##### Material shown #####

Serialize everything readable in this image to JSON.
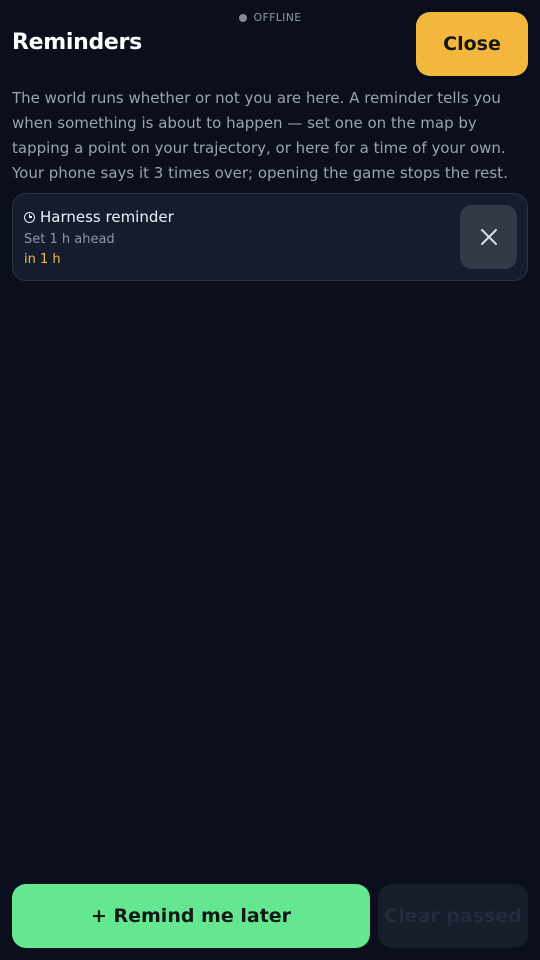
{
  "status": {
    "label": "OFFLINE"
  },
  "header": {
    "title": "Reminders",
    "close_label": "Close"
  },
  "intro": "The world runs whether or not you are here. A reminder tells you when something is about to happen — set one on the map by tapping a point on your trajectory, or here for a time of your own. Your phone says it 3 times over; opening the game stops the rest.",
  "reminders": [
    {
      "name": "Harness reminder",
      "detail": "Set 1 h ahead",
      "when": "in 1 h",
      "icon": "clock-icon",
      "delete_icon": "close-icon"
    }
  ],
  "footer": {
    "remind_label": "+ Remind me later",
    "clear_label": "Clear passed"
  },
  "colors": {
    "background": "#0a0f1b",
    "accent_orange": "#f4b73e",
    "accent_green": "#65e691",
    "card": "#141c2e"
  }
}
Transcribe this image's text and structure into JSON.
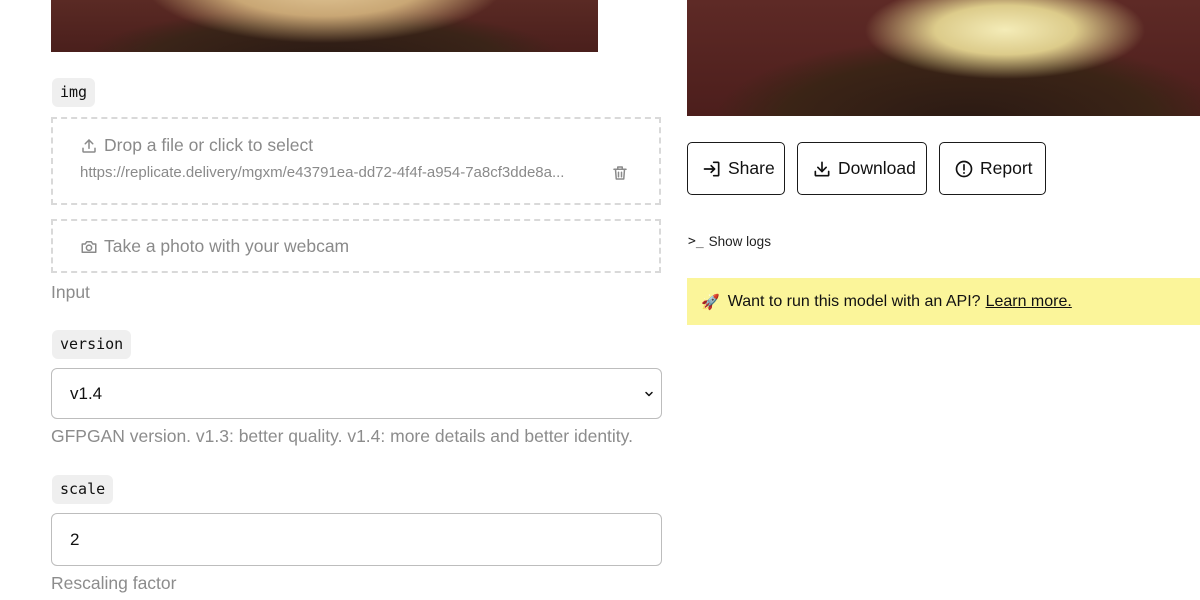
{
  "inputs": {
    "img": {
      "tag": "img",
      "drop_text": "Drop a file or click to select",
      "url": "https://replicate.delivery/mgxm/e43791ea-dd72-4f4f-a954-7a8cf3dde8a...",
      "webcam_text": "Take a photo with your webcam",
      "helper": "Input"
    },
    "version": {
      "tag": "version",
      "value": "v1.4",
      "helper": "GFPGAN version. v1.3: better quality. v1.4: more details and better identity."
    },
    "scale": {
      "tag": "scale",
      "value": "2",
      "helper": "Rescaling factor"
    }
  },
  "output": {
    "buttons": {
      "share": "Share",
      "download": "Download",
      "report": "Report"
    },
    "show_logs": "Show logs",
    "api_banner": {
      "emoji": "🚀",
      "text": "Want to run this model with an API?",
      "link": "Learn more."
    }
  },
  "colors": {
    "banner": "#fbf59a",
    "border": "#1a1a1a",
    "helper_text": "#8c8c8c"
  },
  "icons": [
    "upload-icon",
    "trash-icon",
    "camera-icon",
    "chevron-down-icon",
    "share-icon",
    "download-icon",
    "report-icon",
    "terminal-icon",
    "rocket-icon"
  ]
}
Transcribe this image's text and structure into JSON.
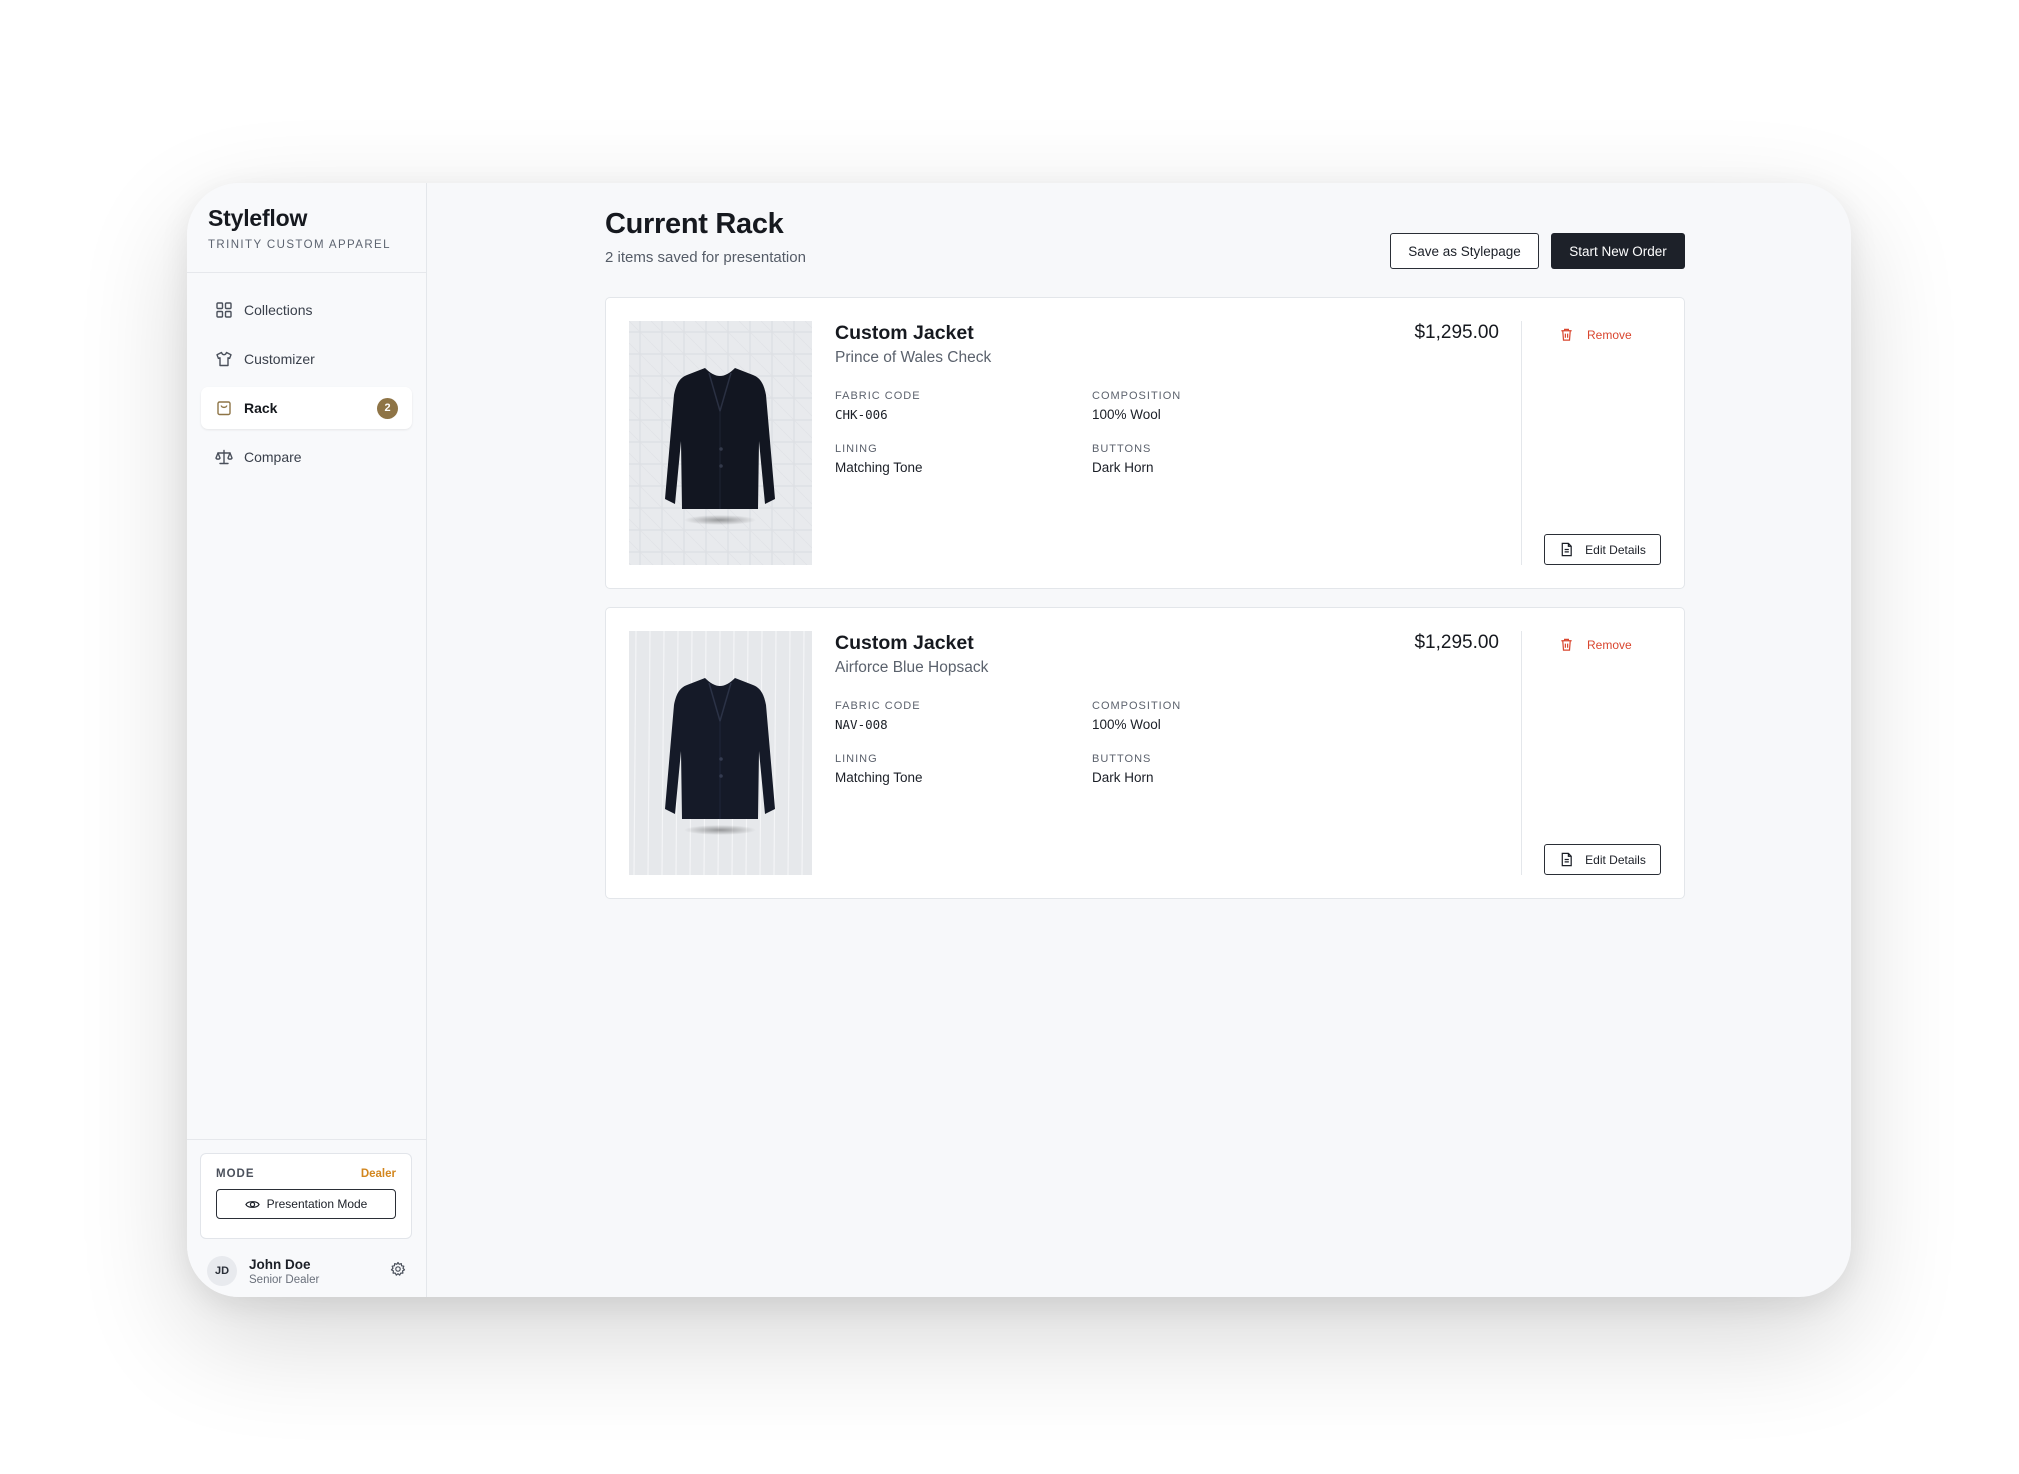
{
  "brand": {
    "name": "Styleflow",
    "subtitle": "TRINITY CUSTOM APPAREL"
  },
  "sidebar": {
    "items": [
      {
        "label": "Collections",
        "icon": "grid-icon",
        "active": false
      },
      {
        "label": "Customizer",
        "icon": "shirt-icon",
        "active": false
      },
      {
        "label": "Rack",
        "icon": "bag-icon",
        "active": true,
        "badge": "2"
      },
      {
        "label": "Compare",
        "icon": "scale-icon",
        "active": false
      }
    ]
  },
  "mode": {
    "label": "MODE",
    "value": "Dealer",
    "button": "Presentation Mode"
  },
  "user": {
    "initials": "JD",
    "name": "John Doe",
    "role": "Senior Dealer"
  },
  "header": {
    "title": "Current Rack",
    "subtitle": "2 items saved for presentation",
    "save_label": "Save as Stylepage",
    "new_order_label": "Start New Order"
  },
  "rack": {
    "remove_label": "Remove",
    "edit_label": "Edit Details",
    "items": [
      {
        "title": "Custom Jacket",
        "fabric_name": "Prince of Wales Check",
        "price": "$1,295.00",
        "fabric_code_label": "FABRIC CODE",
        "fabric_code": "CHK-006",
        "composition_label": "COMPOSITION",
        "composition": "100% Wool",
        "lining_label": "LINING",
        "lining": "Matching Tone",
        "buttons_label": "BUTTONS",
        "buttons": "Dark Horn"
      },
      {
        "title": "Custom Jacket",
        "fabric_name": "Airforce Blue Hopsack",
        "price": "$1,295.00",
        "fabric_code_label": "FABRIC CODE",
        "fabric_code": "NAV-008",
        "composition_label": "COMPOSITION",
        "composition": "100% Wool",
        "lining_label": "LINING",
        "lining": "Matching Tone",
        "buttons_label": "BUTTONS",
        "buttons": "Dark Horn"
      }
    ]
  },
  "colors": {
    "accent_badge": "#8e7446",
    "dealer": "#d2861e",
    "remove": "#d9462f",
    "primary_button": "#1d2129"
  }
}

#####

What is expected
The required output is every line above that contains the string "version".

Solution for this task
    "version": {
      "tag": "version",
      "helper": "GFPGAN version. v1.3: better quality. v1.4: more details and better identity."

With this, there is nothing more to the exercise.